The city and county have worked together to consolidate services, such as their health departments and libraries, and that effort should continue where practical, Bartlett said. The city and county continue to discuss the possibility of combining their park systems, the mayor noted.
Bynum said he believes that because of his good relationship with the county leaders he could work with them to go through every function of government to see which entity is best suited to provide the service.
The mayor simply does not have the relationships with county leaders that such an exercise would require, Bynum said.
“He’s torched his relationship with them to the point that there is no trust,” Bynum said.
What keeps you up at night?
Each candidate was asked what issue keeps them up at night as it relates to Tulsa’s long-term future?
Bartlett said national security and protecting the U.S. border keeps him up at night. He noted that there are many high-profile targets in the country, including a major intersection of pipelines in Cushing.
Those pipelines carry crude oil, natural gas and get fuel to and from refineries all over the country, the mayor said.
“If it were to be bombed, if something were to happen to it, it would have a tremendous negative impact on the economics, security and vitality of our country — not just the city of Tulsa,” Bartlett said. “We have to control the borders of our country.”
Bynun said he stays awake worrying that Tulsans have grown complacent and given up on aiming high.
His concern, he said, is “that the days when people thought we ought to be America’s Most Beautiful City and ought to be the Oil Capital of the World have gone by the wayside. … I think we have to wake up. I think we have to quit settling for less.”
The nonpartisan mayoral primary is scheduled for June 28. Should a candidate receive more than 50 percent of the vote, that person would be Tulsa’s next mayor and be sworn in in December.
A runoff primary, if needed, would be held Aug. 27. The general election is Nov. 8.
Friday is the last day to register to vote for the primary.
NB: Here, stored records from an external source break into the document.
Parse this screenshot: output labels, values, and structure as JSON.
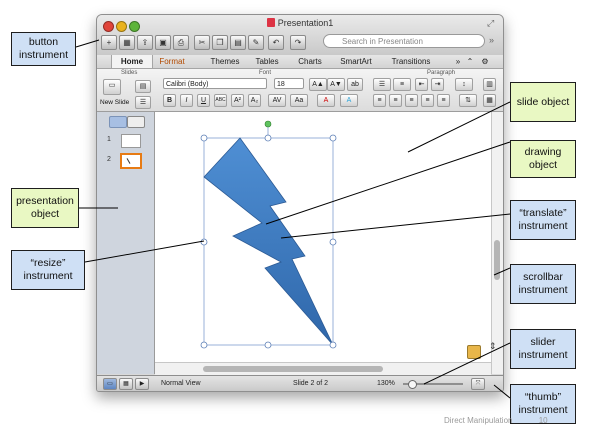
{
  "window": {
    "title": "Presentation1",
    "search_placeholder": "Search in Presentation",
    "tabs": [
      "Home",
      "Format",
      "Themes",
      "Tables",
      "Charts",
      "SmartArt",
      "Transitions"
    ],
    "group_labels": {
      "slides": "Slides",
      "font": "Font",
      "paragraph": "Paragraph"
    },
    "new_slide_label": "New Slide",
    "font_name": "Calibri (Body)",
    "font_size": "18",
    "status": {
      "view": "Normal View",
      "slide": "Slide 2 of 2",
      "zoom": "130%"
    },
    "zoom_fraction": 0.1,
    "slide_numbers": [
      "1",
      "2"
    ]
  },
  "callouts": {
    "button_instrument": "button instrument",
    "presentation_object": "presentation object",
    "resize_instrument": "“resize” instrument",
    "slide_object": "slide object",
    "drawing_object": "drawing object",
    "translate_instrument": "“translate” instrument",
    "scrollbar_instrument": "scrollbar instrument",
    "slider_instrument": "slider instrument",
    "thumb_instrument": "“thumb” instrument"
  },
  "footer": {
    "label": "Direct Manipulation",
    "page": "10"
  },
  "colors": {
    "object_callout": "#e9f8c3",
    "instrument_callout": "#cfe0f5",
    "shape_fill": "#3f7fc6",
    "active_tab_text": "#b24a00"
  },
  "icons": [
    "new-slide-icon",
    "gallery-icon",
    "open-icon",
    "save-icon",
    "print-icon",
    "cut-icon",
    "copy-icon",
    "paste-icon",
    "format-brush-icon",
    "undo-icon",
    "redo-icon",
    "search-icon",
    "rotate-handle-icon",
    "paste-options-icon",
    "expand-icon"
  ]
}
Visit the Tulsa County Election Board’s website for more information on how to register or what you will see on the ballot.